Records drawn from a dataset
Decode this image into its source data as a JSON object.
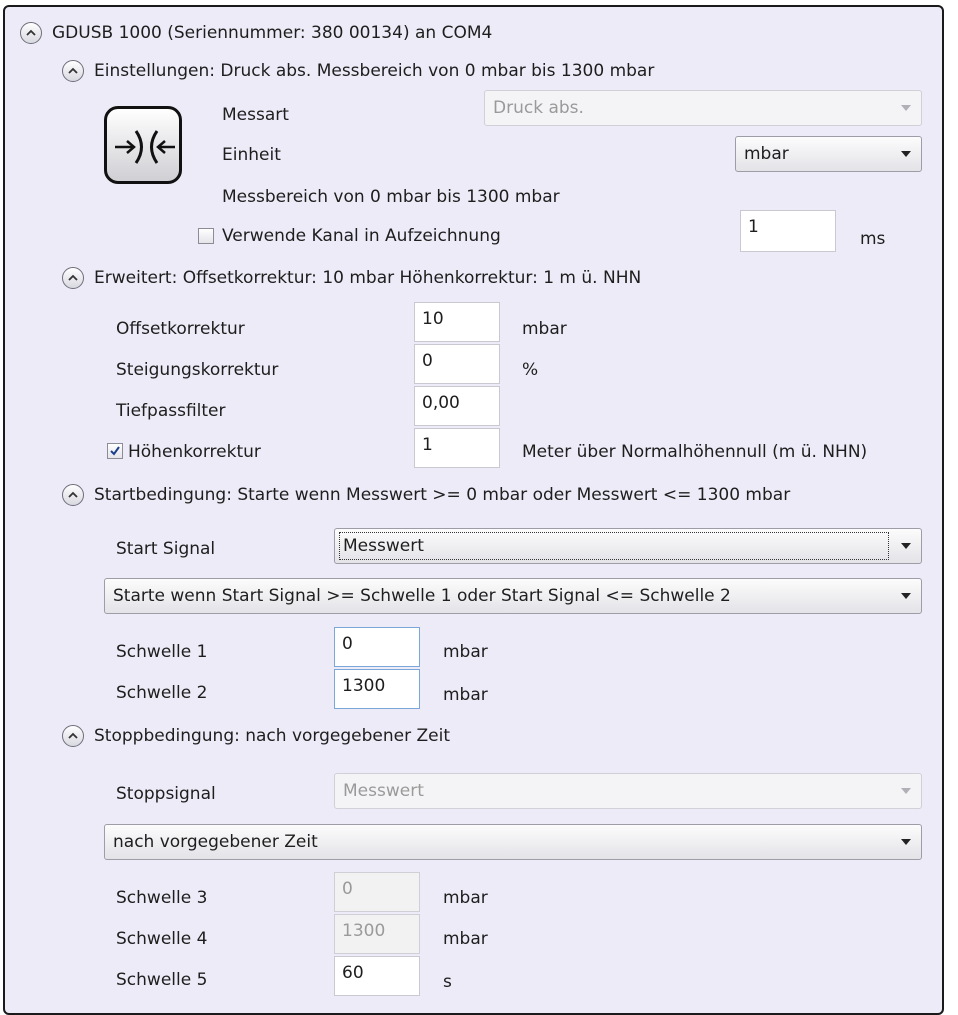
{
  "device": {
    "title": "GDUSB 1000 (Seriennummer: 380 00134) an COM4"
  },
  "settings": {
    "header": "Einstellungen: Druck abs. Messbereich von 0 mbar bis 1300 mbar",
    "icon": "pressure-sensor-icon",
    "measure_type_label": "Messart",
    "measure_type_value": "Druck abs.",
    "unit_label": "Einheit",
    "unit_value": "mbar",
    "range_text": "Messbereich von 0 mbar bis 1300 mbar",
    "use_channel_label": "Verwende Kanal in Aufzeichnung",
    "use_channel_checked": false,
    "interval_value": "1",
    "interval_unit": "ms"
  },
  "advanced": {
    "header": "Erweitert: Offsetkorrektur: 10 mbar Höhenkorrektur: 1 m ü. NHN",
    "offset_label": "Offsetkorrektur",
    "offset_value": "10",
    "offset_unit": "mbar",
    "slope_label": "Steigungskorrektur",
    "slope_value": "0",
    "slope_unit": "%",
    "lowpass_label": "Tiefpassfilter",
    "lowpass_value": "0,00",
    "altitude_label": "Höhenkorrektur",
    "altitude_checked": true,
    "altitude_value": "1",
    "altitude_unit": "Meter über Normalhöhennull (m ü. NHN)"
  },
  "start": {
    "header": "Startbedingung: Starte wenn Messwert >= 0 mbar oder Messwert <= 1300 mbar",
    "signal_label": "Start Signal",
    "signal_value": "Messwert",
    "condition_value": "Starte wenn Start Signal >= Schwelle 1  oder Start Signal <= Schwelle 2",
    "threshold1_label": "Schwelle 1",
    "threshold1_value": "0",
    "threshold1_unit": "mbar",
    "threshold2_label": "Schwelle 2",
    "threshold2_value": "1300",
    "threshold2_unit": "mbar"
  },
  "stop": {
    "header": "Stoppbedingung: nach vorgegebener Zeit",
    "signal_label": "Stoppsignal",
    "signal_value": "Messwert",
    "condition_value": "nach vorgegebener Zeit",
    "threshold3_label": "Schwelle 3",
    "threshold3_value": "0",
    "threshold3_unit": "mbar",
    "threshold4_label": "Schwelle 4",
    "threshold4_value": "1300",
    "threshold4_unit": "mbar",
    "threshold5_label": "Schwelle 5",
    "threshold5_value": "60",
    "threshold5_unit": "s"
  },
  "colors": {
    "panel_bg": "#ecebf7",
    "focus_border": "#7aa6d8",
    "disabled_text": "#9a9a9a"
  }
}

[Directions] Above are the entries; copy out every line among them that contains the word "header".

[Your solution]
    "header": "Einstellungen: Druck abs. Messbereich von 0 mbar bis 1300 mbar",
    "header": "Erweitert: Offsetkorrektur: 10 mbar Höhenkorrektur: 1 m ü. NHN",
    "header": "Startbedingung: Starte wenn Messwert >= 0 mbar oder Messwert <= 1300 mbar",
    "header": "Stoppbedingung: nach vorgegebener Zeit",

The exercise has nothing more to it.